Data section
· · · · · · ·

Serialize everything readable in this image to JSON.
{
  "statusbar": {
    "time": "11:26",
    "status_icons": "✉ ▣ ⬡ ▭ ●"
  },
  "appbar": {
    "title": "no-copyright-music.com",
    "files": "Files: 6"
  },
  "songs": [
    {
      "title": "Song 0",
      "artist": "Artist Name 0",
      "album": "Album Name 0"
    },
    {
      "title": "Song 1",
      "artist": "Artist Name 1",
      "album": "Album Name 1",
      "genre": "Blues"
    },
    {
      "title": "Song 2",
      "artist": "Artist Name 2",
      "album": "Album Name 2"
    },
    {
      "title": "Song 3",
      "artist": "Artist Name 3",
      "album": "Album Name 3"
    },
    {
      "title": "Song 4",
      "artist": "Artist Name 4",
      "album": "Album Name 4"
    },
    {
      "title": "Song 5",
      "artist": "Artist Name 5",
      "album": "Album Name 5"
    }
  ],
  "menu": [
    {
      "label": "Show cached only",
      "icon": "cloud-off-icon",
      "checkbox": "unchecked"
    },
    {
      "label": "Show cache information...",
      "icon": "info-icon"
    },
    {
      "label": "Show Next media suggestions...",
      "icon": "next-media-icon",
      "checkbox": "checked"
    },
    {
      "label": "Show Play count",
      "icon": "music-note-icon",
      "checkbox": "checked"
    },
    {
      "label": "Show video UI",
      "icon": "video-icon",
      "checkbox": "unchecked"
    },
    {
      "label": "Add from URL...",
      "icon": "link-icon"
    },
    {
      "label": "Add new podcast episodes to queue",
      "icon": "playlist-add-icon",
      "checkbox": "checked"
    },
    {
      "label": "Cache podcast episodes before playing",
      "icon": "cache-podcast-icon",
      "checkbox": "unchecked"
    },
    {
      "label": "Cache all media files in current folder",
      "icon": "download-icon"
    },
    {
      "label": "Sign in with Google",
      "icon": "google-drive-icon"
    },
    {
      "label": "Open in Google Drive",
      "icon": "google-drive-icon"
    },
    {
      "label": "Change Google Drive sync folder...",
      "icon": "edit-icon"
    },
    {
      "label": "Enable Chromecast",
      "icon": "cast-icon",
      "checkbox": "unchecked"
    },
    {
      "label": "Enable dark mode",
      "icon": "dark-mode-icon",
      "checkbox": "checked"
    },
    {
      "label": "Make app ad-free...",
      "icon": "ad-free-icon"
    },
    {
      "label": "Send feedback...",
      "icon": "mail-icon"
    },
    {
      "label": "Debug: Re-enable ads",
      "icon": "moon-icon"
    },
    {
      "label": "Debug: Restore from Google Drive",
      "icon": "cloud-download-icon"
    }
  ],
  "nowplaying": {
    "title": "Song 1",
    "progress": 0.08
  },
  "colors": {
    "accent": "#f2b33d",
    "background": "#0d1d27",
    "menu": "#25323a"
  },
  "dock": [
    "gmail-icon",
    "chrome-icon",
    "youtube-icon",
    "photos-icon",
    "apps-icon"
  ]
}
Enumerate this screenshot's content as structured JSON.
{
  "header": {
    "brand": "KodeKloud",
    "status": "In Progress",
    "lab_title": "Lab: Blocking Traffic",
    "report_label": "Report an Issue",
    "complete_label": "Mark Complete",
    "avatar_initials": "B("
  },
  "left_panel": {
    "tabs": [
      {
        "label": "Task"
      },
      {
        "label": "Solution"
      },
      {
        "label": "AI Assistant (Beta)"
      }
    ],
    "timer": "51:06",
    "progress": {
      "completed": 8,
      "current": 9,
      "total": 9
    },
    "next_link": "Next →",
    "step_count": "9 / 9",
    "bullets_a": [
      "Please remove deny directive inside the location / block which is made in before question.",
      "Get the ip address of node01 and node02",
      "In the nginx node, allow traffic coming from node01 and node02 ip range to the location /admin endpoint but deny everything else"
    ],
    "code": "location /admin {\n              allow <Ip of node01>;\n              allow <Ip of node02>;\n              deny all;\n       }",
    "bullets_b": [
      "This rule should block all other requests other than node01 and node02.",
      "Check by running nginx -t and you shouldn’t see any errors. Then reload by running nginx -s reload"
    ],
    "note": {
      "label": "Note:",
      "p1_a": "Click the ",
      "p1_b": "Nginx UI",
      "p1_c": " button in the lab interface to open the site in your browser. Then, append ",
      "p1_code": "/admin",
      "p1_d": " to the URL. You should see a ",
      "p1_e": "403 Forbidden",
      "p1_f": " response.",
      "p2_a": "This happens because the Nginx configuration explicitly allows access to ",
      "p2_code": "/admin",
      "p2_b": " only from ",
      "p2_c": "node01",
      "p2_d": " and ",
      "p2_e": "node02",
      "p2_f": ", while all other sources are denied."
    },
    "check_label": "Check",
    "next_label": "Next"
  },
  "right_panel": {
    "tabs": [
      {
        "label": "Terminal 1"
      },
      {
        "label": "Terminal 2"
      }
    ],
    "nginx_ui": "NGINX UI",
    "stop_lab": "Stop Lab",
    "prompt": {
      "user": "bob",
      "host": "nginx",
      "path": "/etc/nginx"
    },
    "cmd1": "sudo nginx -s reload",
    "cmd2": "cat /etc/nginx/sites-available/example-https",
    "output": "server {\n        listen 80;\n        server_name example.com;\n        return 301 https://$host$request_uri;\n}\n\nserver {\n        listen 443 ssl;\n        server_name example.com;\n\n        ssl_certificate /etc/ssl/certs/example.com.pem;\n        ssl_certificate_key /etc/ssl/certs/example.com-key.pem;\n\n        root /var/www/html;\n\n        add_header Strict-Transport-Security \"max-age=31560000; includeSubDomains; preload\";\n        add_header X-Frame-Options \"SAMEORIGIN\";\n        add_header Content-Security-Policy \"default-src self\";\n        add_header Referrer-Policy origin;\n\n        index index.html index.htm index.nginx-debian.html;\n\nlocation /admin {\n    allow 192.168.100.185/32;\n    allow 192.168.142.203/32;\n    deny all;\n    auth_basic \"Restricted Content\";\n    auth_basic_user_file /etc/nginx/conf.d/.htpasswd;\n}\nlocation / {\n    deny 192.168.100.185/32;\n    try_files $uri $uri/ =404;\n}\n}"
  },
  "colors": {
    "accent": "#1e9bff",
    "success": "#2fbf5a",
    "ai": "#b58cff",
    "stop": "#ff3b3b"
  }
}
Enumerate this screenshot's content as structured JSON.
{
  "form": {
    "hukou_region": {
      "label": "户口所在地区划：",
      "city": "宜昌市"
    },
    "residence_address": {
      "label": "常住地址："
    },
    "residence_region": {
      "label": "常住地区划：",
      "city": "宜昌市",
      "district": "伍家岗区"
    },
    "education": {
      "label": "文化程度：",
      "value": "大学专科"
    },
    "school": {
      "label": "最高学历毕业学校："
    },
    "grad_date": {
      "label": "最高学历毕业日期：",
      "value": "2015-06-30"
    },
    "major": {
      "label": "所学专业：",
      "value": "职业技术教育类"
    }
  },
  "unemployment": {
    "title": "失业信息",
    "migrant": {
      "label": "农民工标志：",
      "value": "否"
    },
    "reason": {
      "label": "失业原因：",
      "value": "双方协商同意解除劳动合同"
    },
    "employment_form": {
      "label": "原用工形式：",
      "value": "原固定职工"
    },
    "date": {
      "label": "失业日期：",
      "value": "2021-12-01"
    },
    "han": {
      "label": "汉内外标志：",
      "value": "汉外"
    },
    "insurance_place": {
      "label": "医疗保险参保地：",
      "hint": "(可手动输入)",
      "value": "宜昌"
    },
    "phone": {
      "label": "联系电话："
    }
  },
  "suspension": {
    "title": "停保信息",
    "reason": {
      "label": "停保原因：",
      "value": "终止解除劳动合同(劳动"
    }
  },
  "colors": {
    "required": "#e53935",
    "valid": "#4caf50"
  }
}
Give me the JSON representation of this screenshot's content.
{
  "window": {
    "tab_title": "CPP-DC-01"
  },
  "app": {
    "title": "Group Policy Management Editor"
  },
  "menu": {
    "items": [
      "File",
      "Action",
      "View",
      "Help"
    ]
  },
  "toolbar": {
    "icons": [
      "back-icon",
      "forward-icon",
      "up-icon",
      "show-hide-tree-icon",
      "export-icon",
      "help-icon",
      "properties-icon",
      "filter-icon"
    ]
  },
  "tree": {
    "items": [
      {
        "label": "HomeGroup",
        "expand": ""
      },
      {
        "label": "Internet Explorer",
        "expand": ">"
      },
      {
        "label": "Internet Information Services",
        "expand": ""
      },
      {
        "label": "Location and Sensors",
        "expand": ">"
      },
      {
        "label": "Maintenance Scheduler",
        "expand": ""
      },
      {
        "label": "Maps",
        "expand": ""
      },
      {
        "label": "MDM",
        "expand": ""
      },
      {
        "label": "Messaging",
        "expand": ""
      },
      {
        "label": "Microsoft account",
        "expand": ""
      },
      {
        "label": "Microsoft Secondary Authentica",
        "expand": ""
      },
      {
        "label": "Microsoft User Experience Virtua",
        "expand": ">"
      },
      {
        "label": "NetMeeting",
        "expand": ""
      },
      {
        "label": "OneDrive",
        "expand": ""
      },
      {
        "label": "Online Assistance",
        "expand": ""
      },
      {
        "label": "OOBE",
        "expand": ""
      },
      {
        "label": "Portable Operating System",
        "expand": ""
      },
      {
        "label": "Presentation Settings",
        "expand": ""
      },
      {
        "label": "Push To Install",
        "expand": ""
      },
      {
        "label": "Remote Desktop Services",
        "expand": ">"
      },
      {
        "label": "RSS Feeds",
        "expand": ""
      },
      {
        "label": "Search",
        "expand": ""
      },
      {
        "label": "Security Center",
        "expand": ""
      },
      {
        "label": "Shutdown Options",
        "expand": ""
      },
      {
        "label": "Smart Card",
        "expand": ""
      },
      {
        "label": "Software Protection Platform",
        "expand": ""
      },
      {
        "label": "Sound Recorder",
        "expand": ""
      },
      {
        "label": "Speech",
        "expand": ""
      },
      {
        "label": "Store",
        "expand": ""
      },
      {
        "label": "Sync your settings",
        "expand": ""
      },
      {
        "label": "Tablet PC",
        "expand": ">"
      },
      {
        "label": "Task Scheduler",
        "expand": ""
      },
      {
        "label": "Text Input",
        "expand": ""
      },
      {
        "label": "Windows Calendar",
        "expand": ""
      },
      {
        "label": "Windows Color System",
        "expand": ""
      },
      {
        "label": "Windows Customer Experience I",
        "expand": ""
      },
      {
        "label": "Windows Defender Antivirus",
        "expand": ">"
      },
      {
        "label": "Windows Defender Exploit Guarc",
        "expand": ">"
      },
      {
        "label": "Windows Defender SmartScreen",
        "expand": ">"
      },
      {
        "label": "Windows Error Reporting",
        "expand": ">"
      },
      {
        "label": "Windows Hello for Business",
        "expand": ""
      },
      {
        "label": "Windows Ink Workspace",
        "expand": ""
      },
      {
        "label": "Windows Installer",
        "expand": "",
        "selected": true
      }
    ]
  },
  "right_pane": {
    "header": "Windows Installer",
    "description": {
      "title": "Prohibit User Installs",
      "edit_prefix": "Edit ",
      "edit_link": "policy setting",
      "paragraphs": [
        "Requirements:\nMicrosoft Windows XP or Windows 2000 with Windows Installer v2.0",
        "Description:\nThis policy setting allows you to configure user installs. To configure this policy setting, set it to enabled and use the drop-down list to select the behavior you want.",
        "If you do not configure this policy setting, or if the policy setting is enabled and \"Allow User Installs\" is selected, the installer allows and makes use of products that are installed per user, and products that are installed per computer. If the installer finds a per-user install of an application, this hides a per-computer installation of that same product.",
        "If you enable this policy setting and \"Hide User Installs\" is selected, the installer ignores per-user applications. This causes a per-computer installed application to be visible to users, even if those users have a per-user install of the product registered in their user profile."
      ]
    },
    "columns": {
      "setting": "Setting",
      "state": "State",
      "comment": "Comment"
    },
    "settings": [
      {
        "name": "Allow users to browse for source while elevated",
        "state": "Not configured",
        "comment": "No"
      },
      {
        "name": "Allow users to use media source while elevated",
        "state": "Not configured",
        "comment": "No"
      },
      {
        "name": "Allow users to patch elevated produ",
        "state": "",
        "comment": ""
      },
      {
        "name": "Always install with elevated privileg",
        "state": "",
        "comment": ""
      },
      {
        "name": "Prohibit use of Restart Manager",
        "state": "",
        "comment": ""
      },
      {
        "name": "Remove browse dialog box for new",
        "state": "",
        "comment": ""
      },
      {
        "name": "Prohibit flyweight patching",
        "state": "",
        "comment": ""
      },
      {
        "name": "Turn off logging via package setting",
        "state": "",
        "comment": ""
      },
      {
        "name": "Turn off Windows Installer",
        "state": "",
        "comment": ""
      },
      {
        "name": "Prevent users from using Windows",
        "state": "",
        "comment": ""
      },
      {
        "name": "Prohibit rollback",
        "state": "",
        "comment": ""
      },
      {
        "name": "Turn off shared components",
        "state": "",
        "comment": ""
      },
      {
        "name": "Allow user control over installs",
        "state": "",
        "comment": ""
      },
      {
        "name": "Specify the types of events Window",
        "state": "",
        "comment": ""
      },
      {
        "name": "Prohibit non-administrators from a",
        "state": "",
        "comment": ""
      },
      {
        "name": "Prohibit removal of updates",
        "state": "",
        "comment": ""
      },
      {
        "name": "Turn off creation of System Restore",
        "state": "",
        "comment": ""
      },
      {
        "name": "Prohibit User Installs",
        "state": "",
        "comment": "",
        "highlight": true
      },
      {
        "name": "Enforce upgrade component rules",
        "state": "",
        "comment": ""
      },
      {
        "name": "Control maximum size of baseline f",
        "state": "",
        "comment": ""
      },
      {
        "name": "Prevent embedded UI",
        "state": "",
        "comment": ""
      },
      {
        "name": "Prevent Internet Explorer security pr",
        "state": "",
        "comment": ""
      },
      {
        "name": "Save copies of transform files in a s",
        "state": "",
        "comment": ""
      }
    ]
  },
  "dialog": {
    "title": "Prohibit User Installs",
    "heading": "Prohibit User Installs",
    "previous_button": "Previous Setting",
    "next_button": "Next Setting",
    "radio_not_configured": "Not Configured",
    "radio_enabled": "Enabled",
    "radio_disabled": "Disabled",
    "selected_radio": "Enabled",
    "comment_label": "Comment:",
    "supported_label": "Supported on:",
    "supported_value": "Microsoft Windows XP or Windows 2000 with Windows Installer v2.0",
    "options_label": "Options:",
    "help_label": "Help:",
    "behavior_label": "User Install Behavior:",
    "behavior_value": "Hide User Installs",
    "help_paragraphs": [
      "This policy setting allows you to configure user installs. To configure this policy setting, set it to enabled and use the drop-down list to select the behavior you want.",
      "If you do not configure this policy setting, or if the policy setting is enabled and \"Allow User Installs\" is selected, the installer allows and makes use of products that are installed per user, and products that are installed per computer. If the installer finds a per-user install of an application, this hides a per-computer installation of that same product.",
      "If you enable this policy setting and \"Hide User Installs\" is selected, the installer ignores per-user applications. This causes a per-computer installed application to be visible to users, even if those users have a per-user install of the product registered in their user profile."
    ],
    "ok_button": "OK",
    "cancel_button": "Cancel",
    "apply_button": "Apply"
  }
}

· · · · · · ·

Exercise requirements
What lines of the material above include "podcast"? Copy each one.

Output
      "label": "Add new podcast episodes to queue",
      "label": "Cache podcast episodes before playing",
      "icon": "cache-podcast-icon",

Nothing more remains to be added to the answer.